Web page and app entries:
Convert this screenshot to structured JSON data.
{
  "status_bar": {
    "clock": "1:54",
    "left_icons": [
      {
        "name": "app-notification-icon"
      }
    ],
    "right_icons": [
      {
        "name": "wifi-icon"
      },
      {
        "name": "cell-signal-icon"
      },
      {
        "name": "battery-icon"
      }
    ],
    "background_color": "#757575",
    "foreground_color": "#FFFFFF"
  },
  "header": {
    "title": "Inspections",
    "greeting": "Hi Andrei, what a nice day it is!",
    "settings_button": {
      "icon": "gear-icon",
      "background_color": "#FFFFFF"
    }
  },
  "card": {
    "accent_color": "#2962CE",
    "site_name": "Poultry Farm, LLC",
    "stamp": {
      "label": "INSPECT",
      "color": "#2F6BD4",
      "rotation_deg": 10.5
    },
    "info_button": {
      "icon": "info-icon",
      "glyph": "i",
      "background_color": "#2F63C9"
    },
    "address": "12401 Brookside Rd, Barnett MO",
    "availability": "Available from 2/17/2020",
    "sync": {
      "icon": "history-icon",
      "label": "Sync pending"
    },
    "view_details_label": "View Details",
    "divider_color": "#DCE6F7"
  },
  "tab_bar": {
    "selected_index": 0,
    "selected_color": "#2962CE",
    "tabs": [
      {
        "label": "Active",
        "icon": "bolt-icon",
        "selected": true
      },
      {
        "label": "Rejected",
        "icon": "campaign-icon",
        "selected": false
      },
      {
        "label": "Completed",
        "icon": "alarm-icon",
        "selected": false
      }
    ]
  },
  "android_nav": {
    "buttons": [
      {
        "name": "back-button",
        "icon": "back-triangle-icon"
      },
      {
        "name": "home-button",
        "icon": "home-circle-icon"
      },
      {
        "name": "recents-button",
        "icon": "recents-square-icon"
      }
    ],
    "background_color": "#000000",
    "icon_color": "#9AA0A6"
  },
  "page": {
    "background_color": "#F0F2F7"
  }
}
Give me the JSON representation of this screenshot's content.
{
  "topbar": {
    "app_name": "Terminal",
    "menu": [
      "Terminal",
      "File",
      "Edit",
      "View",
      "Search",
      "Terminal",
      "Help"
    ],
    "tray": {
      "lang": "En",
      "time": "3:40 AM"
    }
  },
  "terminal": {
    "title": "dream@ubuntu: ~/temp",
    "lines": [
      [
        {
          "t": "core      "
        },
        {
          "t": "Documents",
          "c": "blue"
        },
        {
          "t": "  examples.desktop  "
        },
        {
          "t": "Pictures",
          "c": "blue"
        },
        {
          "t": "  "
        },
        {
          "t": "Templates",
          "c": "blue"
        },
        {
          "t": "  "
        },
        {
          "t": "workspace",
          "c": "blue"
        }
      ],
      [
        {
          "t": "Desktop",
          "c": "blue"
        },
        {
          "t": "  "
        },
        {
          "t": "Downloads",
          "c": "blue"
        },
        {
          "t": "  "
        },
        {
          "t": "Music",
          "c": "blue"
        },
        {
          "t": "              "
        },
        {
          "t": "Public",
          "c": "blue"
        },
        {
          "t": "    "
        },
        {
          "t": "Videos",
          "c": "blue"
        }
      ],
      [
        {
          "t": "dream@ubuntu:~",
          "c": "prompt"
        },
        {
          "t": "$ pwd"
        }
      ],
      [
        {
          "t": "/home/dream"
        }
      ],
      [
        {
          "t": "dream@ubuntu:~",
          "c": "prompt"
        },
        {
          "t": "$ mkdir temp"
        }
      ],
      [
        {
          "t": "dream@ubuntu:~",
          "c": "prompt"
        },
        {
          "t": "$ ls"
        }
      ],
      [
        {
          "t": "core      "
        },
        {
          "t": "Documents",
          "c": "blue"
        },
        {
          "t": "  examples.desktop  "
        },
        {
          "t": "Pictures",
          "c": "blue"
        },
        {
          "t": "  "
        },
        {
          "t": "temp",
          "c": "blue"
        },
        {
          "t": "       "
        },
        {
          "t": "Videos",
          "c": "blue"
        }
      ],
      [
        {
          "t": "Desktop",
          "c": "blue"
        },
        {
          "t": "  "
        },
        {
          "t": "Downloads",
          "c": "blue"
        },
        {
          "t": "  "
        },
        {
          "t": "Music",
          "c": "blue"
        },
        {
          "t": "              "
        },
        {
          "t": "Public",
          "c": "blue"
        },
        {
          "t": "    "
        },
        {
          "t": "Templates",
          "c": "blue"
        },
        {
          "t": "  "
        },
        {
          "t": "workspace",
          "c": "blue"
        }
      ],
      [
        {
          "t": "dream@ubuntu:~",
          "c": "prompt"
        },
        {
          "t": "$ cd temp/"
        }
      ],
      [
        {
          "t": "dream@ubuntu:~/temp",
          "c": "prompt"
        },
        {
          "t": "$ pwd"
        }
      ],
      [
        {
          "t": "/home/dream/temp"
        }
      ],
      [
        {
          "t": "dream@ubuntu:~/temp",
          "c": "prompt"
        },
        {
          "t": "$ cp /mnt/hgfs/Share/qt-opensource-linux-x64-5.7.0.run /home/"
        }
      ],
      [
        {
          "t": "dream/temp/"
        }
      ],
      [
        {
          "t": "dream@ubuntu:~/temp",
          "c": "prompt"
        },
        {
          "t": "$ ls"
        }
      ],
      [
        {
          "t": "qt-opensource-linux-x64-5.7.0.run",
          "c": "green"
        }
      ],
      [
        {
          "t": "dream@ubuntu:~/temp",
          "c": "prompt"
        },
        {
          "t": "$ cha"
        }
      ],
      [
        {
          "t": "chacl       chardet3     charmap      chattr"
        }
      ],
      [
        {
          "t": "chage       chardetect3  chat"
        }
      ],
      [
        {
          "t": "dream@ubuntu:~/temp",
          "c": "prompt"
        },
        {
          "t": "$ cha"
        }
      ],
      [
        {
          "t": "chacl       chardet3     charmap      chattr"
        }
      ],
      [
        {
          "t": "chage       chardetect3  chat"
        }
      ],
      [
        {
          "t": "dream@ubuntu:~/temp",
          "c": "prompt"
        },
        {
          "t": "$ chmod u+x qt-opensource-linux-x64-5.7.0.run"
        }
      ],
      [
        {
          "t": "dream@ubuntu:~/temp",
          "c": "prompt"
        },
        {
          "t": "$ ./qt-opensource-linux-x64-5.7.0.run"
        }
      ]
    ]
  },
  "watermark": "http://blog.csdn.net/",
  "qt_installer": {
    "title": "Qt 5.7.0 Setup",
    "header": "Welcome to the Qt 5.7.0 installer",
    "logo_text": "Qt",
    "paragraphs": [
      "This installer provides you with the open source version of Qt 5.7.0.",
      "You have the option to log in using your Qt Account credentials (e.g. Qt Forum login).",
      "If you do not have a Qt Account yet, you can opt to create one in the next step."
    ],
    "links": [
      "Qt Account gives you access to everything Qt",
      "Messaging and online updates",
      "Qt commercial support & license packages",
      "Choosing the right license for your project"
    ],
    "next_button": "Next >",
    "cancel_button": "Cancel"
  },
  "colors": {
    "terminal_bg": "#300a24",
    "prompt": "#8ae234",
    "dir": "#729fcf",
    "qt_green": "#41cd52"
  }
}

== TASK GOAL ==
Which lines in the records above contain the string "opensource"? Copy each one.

== YOUR SOLUTION ==
          "t": "$ cp /mnt/hgfs/Share/qt-opensource-linux-x64-5.7.0.run /home/"
          "t": "qt-opensource-linux-x64-5.7.0.run",
          "t": "$ chmod u+x qt-opensource-linux-x64-5.7.0.run"
          "t": "$ ./qt-opensource-linux-x64-5.7.0.run"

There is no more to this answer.